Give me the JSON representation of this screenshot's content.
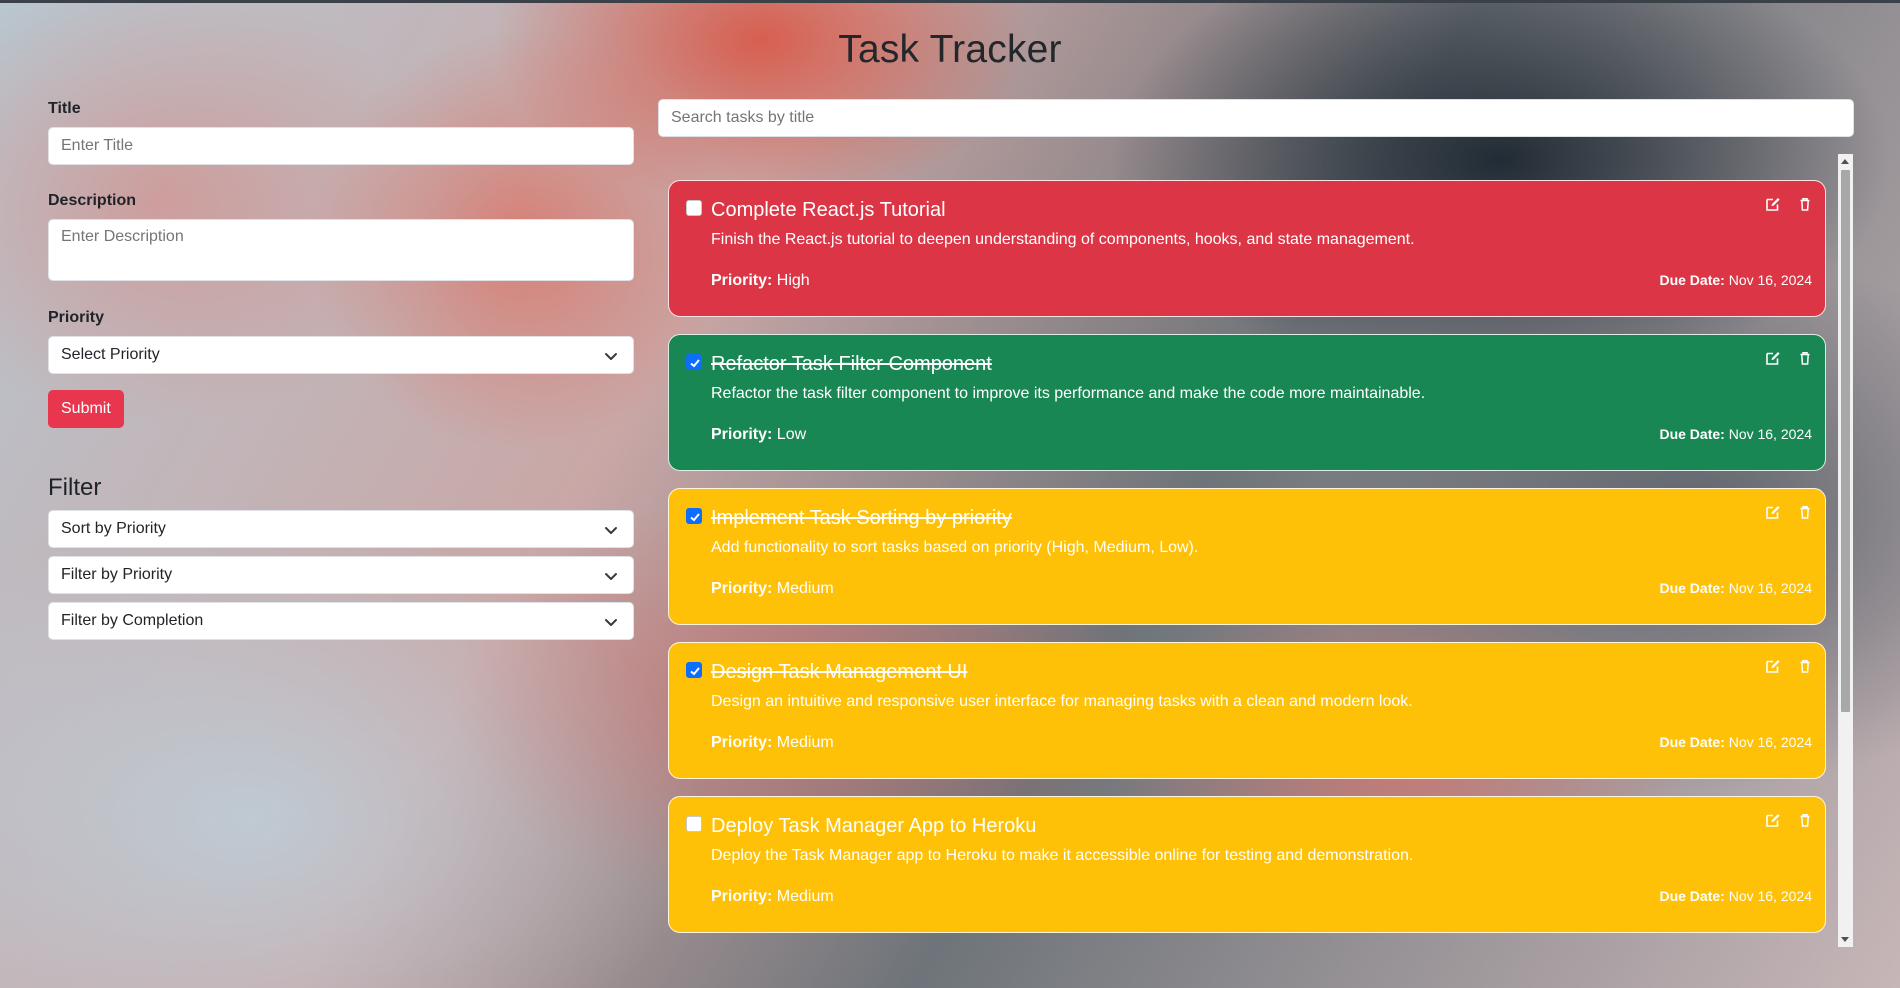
{
  "app": {
    "title": "Task Tracker"
  },
  "form": {
    "title_label": "Title",
    "title_placeholder": "Enter Title",
    "description_label": "Description",
    "description_placeholder": "Enter Description",
    "priority_label": "Priority",
    "priority_selected": "Select Priority",
    "submit_label": "Submit"
  },
  "filter": {
    "heading": "Filter",
    "sort_selected": "Sort by Priority",
    "priority_selected": "Filter by Priority",
    "completion_selected": "Filter by Completion"
  },
  "search": {
    "placeholder": "Search tasks by title"
  },
  "labels": {
    "priority": "Priority:",
    "due_date": "Due Date:"
  },
  "colors": {
    "high": "#dc3545",
    "low": "#198754",
    "medium": "#ffc107",
    "submit": "#e8364e",
    "checkbox": "#0d6efd"
  },
  "tasks": [
    {
      "title": "Complete React.js Tutorial",
      "description": "Finish the React.js tutorial to deepen understanding of components, hooks, and state management.",
      "priority": "High",
      "due": "Nov 16, 2024",
      "completed": false
    },
    {
      "title": "Refactor Task Filter Component",
      "description": "Refactor the task filter component to improve its performance and make the code more maintainable.",
      "priority": "Low",
      "due": "Nov 16, 2024",
      "completed": true
    },
    {
      "title": "Implement Task Sorting by priority",
      "description": "Add functionality to sort tasks based on priority (High, Medium, Low).",
      "priority": "Medium",
      "due": "Nov 16, 2024",
      "completed": true
    },
    {
      "title": "Design Task Management UI",
      "description": "Design an intuitive and responsive user interface for managing tasks with a clean and modern look.",
      "priority": "Medium",
      "due": "Nov 16, 2024",
      "completed": true
    },
    {
      "title": "Deploy Task Manager App to Heroku",
      "description": "Deploy the Task Manager app to Heroku to make it accessible online for testing and demonstration.",
      "priority": "Medium",
      "due": "Nov 16, 2024",
      "completed": false
    }
  ]
}
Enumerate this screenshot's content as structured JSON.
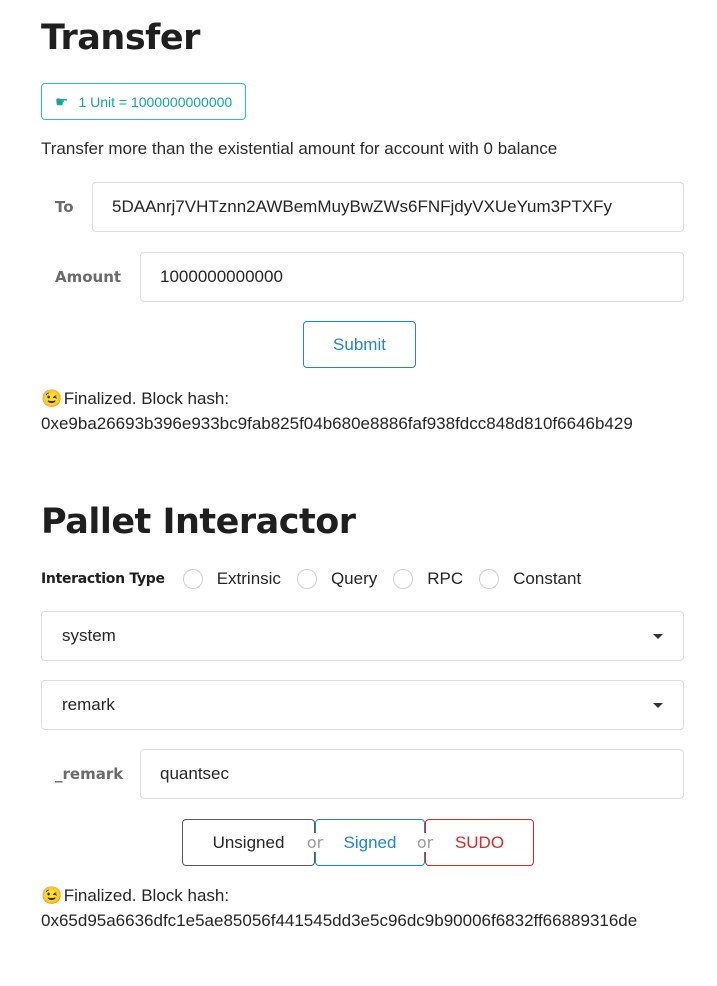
{
  "transfer": {
    "title": "Transfer",
    "unit_label": "1 Unit = 1000000000000",
    "description": "Transfer more than the existential amount for account with 0 balance",
    "to_label": "To",
    "to_value": "5DAAnrj7VHTznn2AWBemMuyBwZWs6FNFjdyVXUeYum3PTXFy",
    "amount_label": "Amount",
    "amount_value": "1000000000000",
    "submit_label": "Submit",
    "status_emoji": "😉",
    "status_text": "Finalized. Block hash:",
    "status_hash": "0xe9ba26693b396e933bc9fab825f04b680e8886faf938fdcc848d810f6646b429"
  },
  "pallet": {
    "title": "Pallet Interactor",
    "interaction_label": "Interaction Type",
    "interaction_options": [
      "Extrinsic",
      "Query",
      "RPC",
      "Constant"
    ],
    "pallet_select": "system",
    "callable_select": "remark",
    "param_label": "_remark",
    "param_value": "quantsec",
    "unsigned_label": "Unsigned",
    "or_label": "or",
    "signed_label": "Signed",
    "sudo_label": "SUDO",
    "status_emoji": "😉",
    "status_text": "Finalized. Block hash:",
    "status_hash": "0x65d95a6636dfc1e5ae85056f441545dd3e5c96dc9b90006f6832ff66889316de"
  },
  "icons": {
    "unit_icon": "hand-point-right-icon",
    "dropdown_icon": "caret-down-icon"
  },
  "colors": {
    "teal_accent": "#14a899",
    "blue_accent": "#2185d0",
    "red_accent": "#db2828"
  }
}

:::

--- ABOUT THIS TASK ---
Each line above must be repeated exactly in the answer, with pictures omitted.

--- ANSWER ---
Give me the JSON representation of this screenshot's content.
{
  "app": {
    "title": "Task Tracker"
  },
  "form": {
    "title_label": "Title",
    "title_placeholder": "Enter Title",
    "description_label": "Description",
    "description_placeholder": "Enter Description",
    "priority_label": "Priority",
    "priority_selected": "Select Priority",
    "submit_label": "Submit"
  },
  "filter": {
    "heading": "Filter",
    "sort_selected": "Sort by Priority",
    "priority_selected": "Filter by Priority",
    "completion_selected": "Filter by Completion"
  },
  "search": {
    "placeholder": "Search tasks by title"
  },
  "labels": {
    "priority": "Priority:",
    "due_date": "Due Date:"
  },
  "colors": {
    "high": "#dc3545",
    "low": "#198754",
    "medium": "#ffc107",
    "submit": "#e8364e",
    "checkbox": "#0d6efd"
  },
  "tasks": [
    {
      "title": "Complete React.js Tutorial",
      "description": "Finish the React.js tutorial to deepen understanding of components, hooks, and state management.",
      "priority": "High",
      "due": "Nov 16, 2024",
      "completed": false
    },
    {
      "title": "Refactor Task Filter Component",
      "description": "Refactor the task filter component to improve its performance and make the code more maintainable.",
      "priority": "Low",
      "due": "Nov 16, 2024",
      "completed": true
    },
    {
      "title": "Implement Task Sorting by priority",
      "description": "Add functionality to sort tasks based on priority (High, Medium, Low).",
      "priority": "Medium",
      "due": "Nov 16, 2024",
      "completed": true
    },
    {
      "title": "Design Task Management UI",
      "description": "Design an intuitive and responsive user interface for managing tasks with a clean and modern look.",
      "priority": "Medium",
      "due": "Nov 16, 2024",
      "completed": true
    },
    {
      "title": "Deploy Task Manager App to Heroku",
      "description": "Deploy the Task Manager app to Heroku to make it accessible online for testing and demonstration.",
      "priority": "Medium",
      "due": "Nov 16, 2024",
      "completed": false
    }
  ]
}
Enumerate this screenshot's content as structured JSON.
{
  "transfer": {
    "title": "Transfer",
    "unit_label": "1 Unit = 1000000000000",
    "description": "Transfer more than the existential amount for account with 0 balance",
    "to_label": "To",
    "to_value": "5DAAnrj7VHTznn2AWBemMuyBwZWs6FNFjdyVXUeYum3PTXFy",
    "amount_label": "Amount",
    "amount_value": "1000000000000",
    "submit_label": "Submit",
    "status_emoji": "😉",
    "status_text": "Finalized. Block hash:",
    "status_hash": "0xe9ba26693b396e933bc9fab825f04b680e8886faf938fdcc848d810f6646b429"
  },
  "pallet": {
    "title": "Pallet Interactor",
    "interaction_label": "Interaction Type",
    "interaction_options": [
      "Extrinsic",
      "Query",
      "RPC",
      "Constant"
    ],
    "pallet_select": "system",
    "callable_select": "remark",
    "param_label": "_remark",
    "param_value": "quantsec",
    "unsigned_label": "Unsigned",
    "or_label": "or",
    "signed_label": "Signed",
    "sudo_label": "SUDO",
    "status_emoji": "😉",
    "status_text": "Finalized. Block hash:",
    "status_hash": "0x65d95a6636dfc1e5ae85056f441545dd3e5c96dc9b90006f6832ff66889316de"
  },
  "icons": {
    "unit_icon": "hand-point-right-icon",
    "dropdown_icon": "caret-down-icon"
  },
  "colors": {
    "teal_accent": "#14a899",
    "blue_accent": "#2185d0",
    "red_accent": "#db2828"
  }
}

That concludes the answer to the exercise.